One million times thinner than a human fingernail — that’s how thin is the new form of gold created by a group of scientists at the University of Leeds. It’s the thinnest unsupported gold ever created.
The material is essentially regarded as 2-D (like graphene) because it comprises just two layers of atoms sitting on top of one another. This form gives the newly discovered gold the potential to be used more efficiently, with wide-scale applications in the medical and electronic industries.
The gold flakes are flexible, which means they could be used in bendable screens, electronic inks and transparent conducting displays, plus tests indicate that the material is 10 times more efficient as a catalytic substrate than the currently used gold nanoparticles.
“This work amounts to a landmark achievement. Not only does it open up the possibility that gold can be used more efficiently in existing technologies, but it is also providing a route which would allow material scientists to develop other 2-D metals,” said Dr. Sunjie Ye, lead author of the paper, published in the journal Advanced Science.
Synthesizing the gold nanosheet takes place in an aqueous solution and starts with chloroauric acid, an inorganic substance that contains gold. It is reduced to its metallic form in the presence of a ‘confinement agent’ – a chemical that encourages the gold to form as a sheet, just two atoms thick.
Because of the gold’s nanoscale dimensions, it appears green in water—and given its shape, the researchers describe it as gold nano-seaweed. Images taken from an electron microscope reveal the way the gold atoms have formed into a highly organized lattice. Other images show gold nano-seaweed that has been artificially colored.
The invention billed as a “landmark achievement” by researchers, also sheds more light on the creation of 2D materials altogether. According to the team, the method used to create the gold “could innovate nanomaterial manufacturing,” and the researchers are now focusing on ways to scale up the process.
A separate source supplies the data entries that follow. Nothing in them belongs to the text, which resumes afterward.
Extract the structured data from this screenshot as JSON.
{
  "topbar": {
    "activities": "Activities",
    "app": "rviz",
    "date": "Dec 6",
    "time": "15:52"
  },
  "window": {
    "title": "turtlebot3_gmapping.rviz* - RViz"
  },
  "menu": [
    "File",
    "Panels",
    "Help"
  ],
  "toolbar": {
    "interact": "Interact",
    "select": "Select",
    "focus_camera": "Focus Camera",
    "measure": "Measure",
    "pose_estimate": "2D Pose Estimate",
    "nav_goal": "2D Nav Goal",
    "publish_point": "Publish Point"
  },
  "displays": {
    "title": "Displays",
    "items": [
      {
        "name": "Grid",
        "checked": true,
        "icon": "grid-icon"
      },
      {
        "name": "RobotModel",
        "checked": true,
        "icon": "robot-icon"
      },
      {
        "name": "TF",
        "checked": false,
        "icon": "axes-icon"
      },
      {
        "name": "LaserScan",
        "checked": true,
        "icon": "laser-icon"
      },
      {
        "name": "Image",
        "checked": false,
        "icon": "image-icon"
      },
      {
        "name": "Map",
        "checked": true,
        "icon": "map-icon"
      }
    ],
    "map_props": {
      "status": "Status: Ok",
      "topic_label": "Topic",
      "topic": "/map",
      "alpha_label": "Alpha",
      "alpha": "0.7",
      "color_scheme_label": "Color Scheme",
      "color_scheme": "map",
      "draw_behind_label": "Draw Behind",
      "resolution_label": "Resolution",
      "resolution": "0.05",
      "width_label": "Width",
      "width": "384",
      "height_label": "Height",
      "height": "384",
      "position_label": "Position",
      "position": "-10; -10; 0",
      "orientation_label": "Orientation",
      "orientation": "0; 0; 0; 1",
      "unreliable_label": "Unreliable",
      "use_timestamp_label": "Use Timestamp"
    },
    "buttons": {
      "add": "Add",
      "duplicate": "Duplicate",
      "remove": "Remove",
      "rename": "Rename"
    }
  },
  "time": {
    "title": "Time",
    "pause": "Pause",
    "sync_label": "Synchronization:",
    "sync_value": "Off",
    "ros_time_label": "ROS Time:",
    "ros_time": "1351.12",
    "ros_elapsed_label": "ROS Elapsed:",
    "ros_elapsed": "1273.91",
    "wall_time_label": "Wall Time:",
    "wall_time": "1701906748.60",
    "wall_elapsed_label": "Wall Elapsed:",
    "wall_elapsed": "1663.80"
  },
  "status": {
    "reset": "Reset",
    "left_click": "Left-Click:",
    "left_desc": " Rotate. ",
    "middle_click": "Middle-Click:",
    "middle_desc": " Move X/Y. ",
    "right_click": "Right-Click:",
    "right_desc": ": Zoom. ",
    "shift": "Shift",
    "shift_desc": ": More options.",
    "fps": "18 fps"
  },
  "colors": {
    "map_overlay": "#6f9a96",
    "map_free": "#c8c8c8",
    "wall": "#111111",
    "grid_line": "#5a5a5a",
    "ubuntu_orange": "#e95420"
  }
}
Graphene, for example, was the much-lauded poster child of 2D materials when it was created in 2004 — but has faced a number of hurdles in large-scale use. With 2D gold, however, its potential is much clearer, researchers say.
“I think with 2-D gold we have got some very definite ideas about where it could be used, particularly in catalytic reactions and enzymatic reactions,” Professor Stephen Evans, who supervised the research, said. “We know it will be more effective than existing technologies—so we have something that we believe people will be interested in developing with us.”